Report each line of the entries that contains the word "반려견을", copied in full.

Excerpts from an interface dataset:

_____

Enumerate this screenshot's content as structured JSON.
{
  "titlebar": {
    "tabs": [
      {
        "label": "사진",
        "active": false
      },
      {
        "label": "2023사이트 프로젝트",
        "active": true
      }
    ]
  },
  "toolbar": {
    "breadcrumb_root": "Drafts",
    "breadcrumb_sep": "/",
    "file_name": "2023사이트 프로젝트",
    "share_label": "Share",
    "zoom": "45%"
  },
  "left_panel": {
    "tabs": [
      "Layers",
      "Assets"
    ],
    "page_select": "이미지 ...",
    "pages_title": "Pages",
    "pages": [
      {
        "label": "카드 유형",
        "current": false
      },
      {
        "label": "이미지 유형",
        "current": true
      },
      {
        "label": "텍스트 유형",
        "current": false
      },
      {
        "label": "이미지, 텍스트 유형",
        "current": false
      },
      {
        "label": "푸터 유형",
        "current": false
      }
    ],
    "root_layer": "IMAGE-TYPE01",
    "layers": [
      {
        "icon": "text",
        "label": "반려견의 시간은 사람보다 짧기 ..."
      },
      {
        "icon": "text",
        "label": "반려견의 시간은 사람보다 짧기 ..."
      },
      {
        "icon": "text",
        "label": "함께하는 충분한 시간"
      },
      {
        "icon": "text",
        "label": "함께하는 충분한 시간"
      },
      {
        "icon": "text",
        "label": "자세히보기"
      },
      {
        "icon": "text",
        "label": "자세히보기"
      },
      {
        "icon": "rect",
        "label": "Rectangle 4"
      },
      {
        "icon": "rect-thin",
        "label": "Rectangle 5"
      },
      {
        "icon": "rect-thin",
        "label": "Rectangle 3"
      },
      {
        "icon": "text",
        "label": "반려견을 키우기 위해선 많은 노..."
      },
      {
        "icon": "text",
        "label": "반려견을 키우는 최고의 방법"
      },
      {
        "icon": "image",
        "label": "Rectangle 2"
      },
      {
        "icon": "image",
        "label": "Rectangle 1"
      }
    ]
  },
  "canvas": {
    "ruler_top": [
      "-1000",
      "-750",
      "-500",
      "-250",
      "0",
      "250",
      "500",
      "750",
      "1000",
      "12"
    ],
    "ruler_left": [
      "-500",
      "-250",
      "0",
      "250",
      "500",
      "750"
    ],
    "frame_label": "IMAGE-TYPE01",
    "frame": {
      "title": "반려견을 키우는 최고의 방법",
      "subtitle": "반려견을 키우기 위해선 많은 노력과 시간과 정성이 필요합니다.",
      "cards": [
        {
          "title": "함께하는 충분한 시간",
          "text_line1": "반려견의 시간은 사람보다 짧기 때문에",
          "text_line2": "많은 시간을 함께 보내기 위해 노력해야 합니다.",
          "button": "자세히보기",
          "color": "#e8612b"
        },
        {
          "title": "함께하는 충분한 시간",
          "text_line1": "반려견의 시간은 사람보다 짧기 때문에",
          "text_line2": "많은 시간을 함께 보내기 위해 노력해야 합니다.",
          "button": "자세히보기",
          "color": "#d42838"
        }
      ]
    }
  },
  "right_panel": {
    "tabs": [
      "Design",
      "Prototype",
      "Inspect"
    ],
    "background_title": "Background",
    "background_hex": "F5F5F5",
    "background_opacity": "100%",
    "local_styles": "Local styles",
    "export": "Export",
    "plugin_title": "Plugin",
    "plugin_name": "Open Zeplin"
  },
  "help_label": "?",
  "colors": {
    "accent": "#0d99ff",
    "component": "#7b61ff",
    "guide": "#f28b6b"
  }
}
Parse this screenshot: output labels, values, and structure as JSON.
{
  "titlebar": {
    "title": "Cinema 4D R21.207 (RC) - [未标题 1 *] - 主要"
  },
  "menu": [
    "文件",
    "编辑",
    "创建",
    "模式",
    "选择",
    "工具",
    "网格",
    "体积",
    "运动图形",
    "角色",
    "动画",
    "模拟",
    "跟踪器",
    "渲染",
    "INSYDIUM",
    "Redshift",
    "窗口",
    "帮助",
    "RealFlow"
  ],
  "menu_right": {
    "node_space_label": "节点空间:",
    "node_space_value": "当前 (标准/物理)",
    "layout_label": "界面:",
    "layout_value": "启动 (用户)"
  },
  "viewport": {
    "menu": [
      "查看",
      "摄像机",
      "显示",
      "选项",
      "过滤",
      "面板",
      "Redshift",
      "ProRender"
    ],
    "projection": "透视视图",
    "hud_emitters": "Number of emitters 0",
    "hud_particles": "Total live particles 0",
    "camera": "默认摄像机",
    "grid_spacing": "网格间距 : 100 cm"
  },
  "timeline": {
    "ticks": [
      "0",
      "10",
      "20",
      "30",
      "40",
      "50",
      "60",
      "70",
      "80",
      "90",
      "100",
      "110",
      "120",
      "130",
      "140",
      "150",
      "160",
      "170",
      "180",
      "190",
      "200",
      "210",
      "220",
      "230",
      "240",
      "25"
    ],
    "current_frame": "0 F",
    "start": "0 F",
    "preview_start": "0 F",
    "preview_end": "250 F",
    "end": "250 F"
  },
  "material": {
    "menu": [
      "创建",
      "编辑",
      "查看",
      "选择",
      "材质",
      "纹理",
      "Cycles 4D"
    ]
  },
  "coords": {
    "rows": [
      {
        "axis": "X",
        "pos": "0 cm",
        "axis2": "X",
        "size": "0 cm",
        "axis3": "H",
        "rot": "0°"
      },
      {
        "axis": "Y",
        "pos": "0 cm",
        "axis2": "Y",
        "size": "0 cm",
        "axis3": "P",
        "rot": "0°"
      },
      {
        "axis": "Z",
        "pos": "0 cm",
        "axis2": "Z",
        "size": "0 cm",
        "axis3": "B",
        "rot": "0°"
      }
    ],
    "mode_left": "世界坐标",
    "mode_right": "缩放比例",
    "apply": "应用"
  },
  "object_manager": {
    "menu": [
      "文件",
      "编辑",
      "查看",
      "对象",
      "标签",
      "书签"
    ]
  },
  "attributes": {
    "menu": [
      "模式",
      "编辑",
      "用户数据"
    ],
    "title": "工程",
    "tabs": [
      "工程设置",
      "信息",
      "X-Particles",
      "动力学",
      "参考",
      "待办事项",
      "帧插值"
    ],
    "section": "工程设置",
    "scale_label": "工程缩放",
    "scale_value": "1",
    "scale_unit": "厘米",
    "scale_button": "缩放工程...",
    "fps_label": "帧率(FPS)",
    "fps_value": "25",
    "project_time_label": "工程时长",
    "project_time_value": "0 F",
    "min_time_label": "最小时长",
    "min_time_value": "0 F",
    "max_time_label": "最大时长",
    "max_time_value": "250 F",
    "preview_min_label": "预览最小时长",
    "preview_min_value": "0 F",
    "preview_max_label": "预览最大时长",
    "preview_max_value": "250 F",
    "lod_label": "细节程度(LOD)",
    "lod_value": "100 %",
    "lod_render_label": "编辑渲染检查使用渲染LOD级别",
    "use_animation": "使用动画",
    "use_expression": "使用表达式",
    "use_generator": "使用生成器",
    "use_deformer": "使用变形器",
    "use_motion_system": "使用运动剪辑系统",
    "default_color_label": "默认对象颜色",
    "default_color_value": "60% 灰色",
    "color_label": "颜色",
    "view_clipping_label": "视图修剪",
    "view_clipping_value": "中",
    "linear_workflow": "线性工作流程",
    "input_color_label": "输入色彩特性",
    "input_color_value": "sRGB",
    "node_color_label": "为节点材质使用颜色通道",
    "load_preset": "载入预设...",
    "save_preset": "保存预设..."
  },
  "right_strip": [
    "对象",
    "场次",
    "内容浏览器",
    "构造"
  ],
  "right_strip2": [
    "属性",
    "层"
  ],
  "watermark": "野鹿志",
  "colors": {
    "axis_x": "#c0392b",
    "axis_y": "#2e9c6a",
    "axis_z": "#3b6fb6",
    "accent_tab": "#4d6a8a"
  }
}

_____

# RESPONSE
        "label": "반려견을 키우기 위해선 많은 노..."
        "label": "반려견을 키우는 최고의 방법"
      "title": "반려견을 키우는 최고의 방법",
      "subtitle": "반려견을 키우기 위해선 많은 노력과 시간과 정성이 필요합니다.",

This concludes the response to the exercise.